We, the Pacific Islands Ministers, gathered in Nadi, Fiji, on 28 October 2015 to deliberate on strengthening climate change resilience through reproductive, maternal, newborn, child and adolescent health (RMNCAH);
The IASC Alert, Early Warning and Readiness report is produced bi-annually as an inter-agency effort by the Task Team on Preparedness and Resilience (TTPR) for IASC member agencies. The report highlights serious risks that were either identified as being of particular strategic operational concern or as having a high probability and impact on humanitarian needs. In addition to collaboratively assembling the report, the report includes an analysis of the state of readiness, prepared by OCHA, which is compared against each risk.
Suva, Fiji, 29 October 2015
Two hundred people involved in disaster response across the region are gathered in Suva for the annual Pacific Humanitarian Partnership meeting where the impact of disasters on women and children has been on the agenda today.
The meeting was addressed by HRH Princess Sarah Zeid of Jordan on the role of reproductive, maternal, newborn, child and adolescent health (RMNCAH) programs in building resilience to disaster and climate change.
At least four million people in the Pacific face hunger, water shortages and risk of disease this year and next due to droughts and erratic rains, influenced by climate change and the likely development of a ‘super El Niño’.
After more than three hours of weaving courageously across the unforgiving waves of the open sea, three banana boats land on the beautiful shores of Fenualoa Island, where 531 people of the Tuwo Community call home. Stepping onto the beach, we are greeted with flower, songs, and coconut bread – an incredibly warm island community welcome.
The World Health Organisation says hospitals in the Pacific region are struggling to cope with the effects of climate change and coastal erosion.
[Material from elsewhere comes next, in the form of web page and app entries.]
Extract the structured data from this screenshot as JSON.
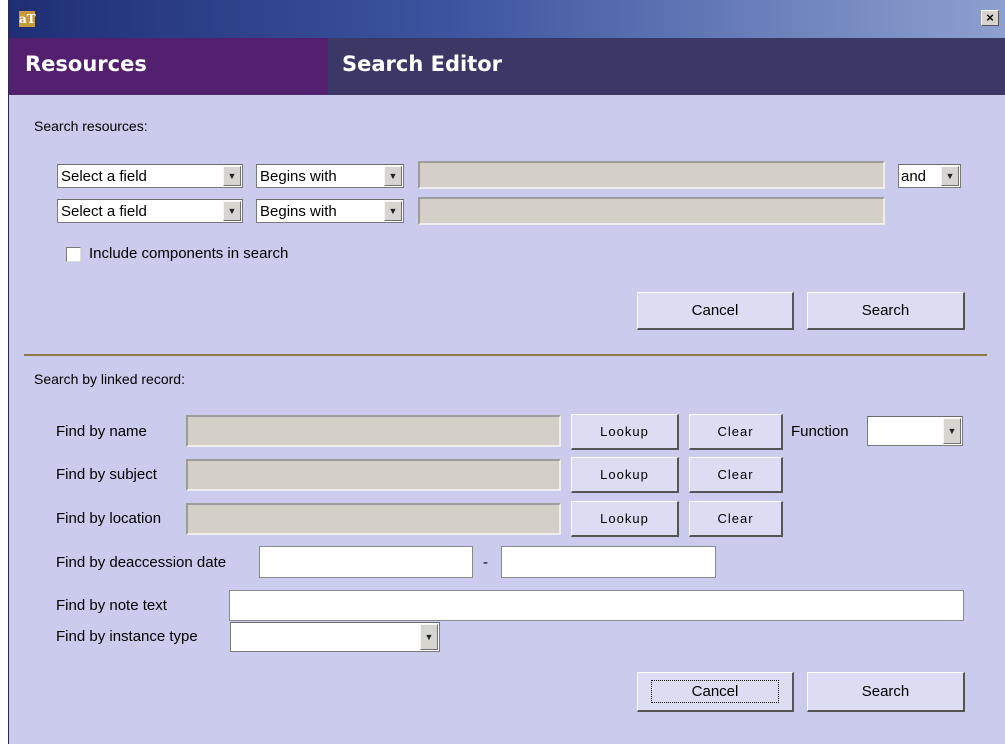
{
  "window": {
    "app_icon": "aT",
    "close_label": "×"
  },
  "header": {
    "left_title": "Resources",
    "right_title": "Search Editor"
  },
  "search_resources": {
    "section_label": "Search resources:",
    "rows": [
      {
        "field": "Select a field",
        "operator": "Begins with",
        "value": "",
        "conjunction": "and"
      },
      {
        "field": "Select a field",
        "operator": "Begins with",
        "value": ""
      }
    ],
    "include_components_label": "Include components in search",
    "include_components_checked": false,
    "cancel_label": "Cancel",
    "search_label": "Search"
  },
  "linked_record": {
    "section_label": "Search by linked record:",
    "name_label": "Find by name",
    "subject_label": "Find by subject",
    "location_label": "Find by location",
    "lookup_label": "Lookup",
    "clear_label": "Clear",
    "function_label": "Function",
    "function_value": "",
    "deaccession_label": "Find by deaccession date",
    "date_separator": "-",
    "note_label": "Find by note text",
    "instance_label": "Find by instance type",
    "instance_value": "",
    "cancel_label": "Cancel",
    "search_label": "Search"
  }
}
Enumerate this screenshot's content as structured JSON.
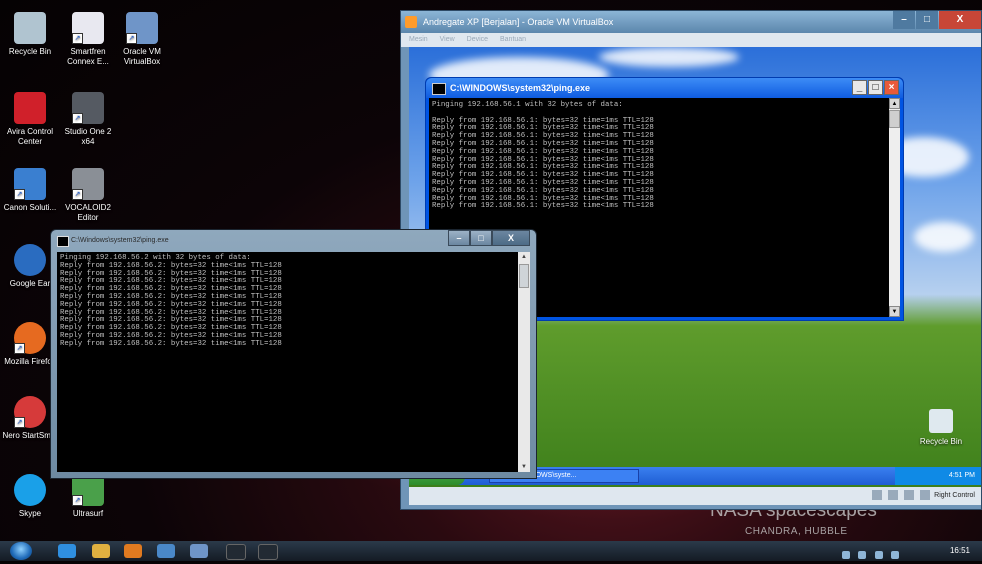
{
  "wallpaper": {
    "caption": "NASA spacescapes",
    "credit": "CHANDRA, HUBBLE"
  },
  "desktop_icons": [
    {
      "label": "Recycle Bin",
      "color": "#b0c4d0"
    },
    {
      "label": "Smartfren Connex E...",
      "color": "#e8e8f0"
    },
    {
      "label": "Oracle VM VirtualBox",
      "color": "#6f95c8"
    },
    {
      "label": "Avira Control Center",
      "color": "#d0202a"
    },
    {
      "label": "Studio One 2 x64",
      "color": "#555a62"
    },
    {
      "label": "Canon Soluti...",
      "color": "#3a7fd0"
    },
    {
      "label": "VOCALOID2 Editor",
      "color": "#8a8f96"
    },
    {
      "label": "Google Ear",
      "color": "#2a6cc0"
    },
    {
      "label": "Mozilla Firefox",
      "color": "#e66a20"
    },
    {
      "label": "Nero StartSm...",
      "color": "#d63a3a"
    },
    {
      "label": "Skype",
      "color": "#1aa0e8"
    },
    {
      "label": "Ultrasurf",
      "color": "#4aa04a"
    }
  ],
  "vbox": {
    "title": "Andregate XP [Berjalan] - Oracle VM VirtualBox",
    "menu": [
      "Mesin",
      "View",
      "Device",
      "Bantuan"
    ],
    "min": "–",
    "max": "□",
    "close": "X",
    "status_right": "Right Control"
  },
  "xp_console": {
    "title": "C:\\WINDOWS\\system32\\ping.exe",
    "text": "Pinging 192.168.56.1 with 32 bytes of data:\n\nReply from 192.168.56.1: bytes=32 time=1ms TTL=128\nReply from 192.168.56.1: bytes=32 time<1ms TTL=128\nReply from 192.168.56.1: bytes=32 time<1ms TTL=128\nReply from 192.168.56.1: bytes=32 time=1ms TTL=128\nReply from 192.168.56.1: bytes=32 time<1ms TTL=128\nReply from 192.168.56.1: bytes=32 time<1ms TTL=128\nReply from 192.168.56.1: bytes=32 time<1ms TTL=128\nReply from 192.168.56.1: bytes=32 time<1ms TTL=128\nReply from 192.168.56.1: bytes=32 time<1ms TTL=128\nReply from 192.168.56.1: bytes=32 time<1ms TTL=128\nReply from 192.168.56.1: bytes=32 time<1ms TTL=128\nReply from 192.168.56.1: bytes=32 time<1ms TTL=128",
    "min": "_",
    "max": "□",
    "close": "×"
  },
  "xp_taskbar": {
    "start": "start",
    "task": "C:\\WINDOWS\\syste...",
    "clock": "4:51 PM"
  },
  "guest_recycle": "Recycle Bin",
  "w7_console": {
    "title": "C:\\Windows\\system32\\ping.exe",
    "text": "Pinging 192.168.56.2 with 32 bytes of data:\nReply from 192.168.56.2: bytes=32 time<1ms TTL=128\nReply from 192.168.56.2: bytes=32 time<1ms TTL=128\nReply from 192.168.56.2: bytes=32 time<1ms TTL=128\nReply from 192.168.56.2: bytes=32 time<1ms TTL=128\nReply from 192.168.56.2: bytes=32 time<1ms TTL=128\nReply from 192.168.56.2: bytes=32 time<1ms TTL=128\nReply from 192.168.56.2: bytes=32 time<1ms TTL=128\nReply from 192.168.56.2: bytes=32 time<1ms TTL=128\nReply from 192.168.56.2: bytes=32 time<1ms TTL=128\nReply from 192.168.56.2: bytes=32 time<1ms TTL=128\nReply from 192.168.56.2: bytes=32 time<1ms TTL=128",
    "min": "–",
    "max": "□",
    "close": "X"
  },
  "taskbar": {
    "clock": "16:51",
    "apps": [
      {
        "name": "ie-icon",
        "color": "#2f8fe0"
      },
      {
        "name": "explorer-icon",
        "color": "#e0b040"
      },
      {
        "name": "media-player-icon",
        "color": "#e07a20"
      },
      {
        "name": "app-icon",
        "color": "#4a88c8"
      },
      {
        "name": "virtualbox-icon",
        "color": "#6f95c8"
      },
      {
        "name": "cmd-icon-1",
        "color": "#222a33"
      },
      {
        "name": "cmd-icon-2",
        "color": "#222a33"
      }
    ]
  }
}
Caritas aims to reduce the incidence and impact of poverty in Aotearoa New Zealand and around the world. There is no single solution to poverty and it can take many forms. Each response must be context-specific and often multifaceted. Caritas’ approach places people at the centre of development and seeks the good of every person and the whole person. It is community based, and recognises the importance of family and community in a person’s life.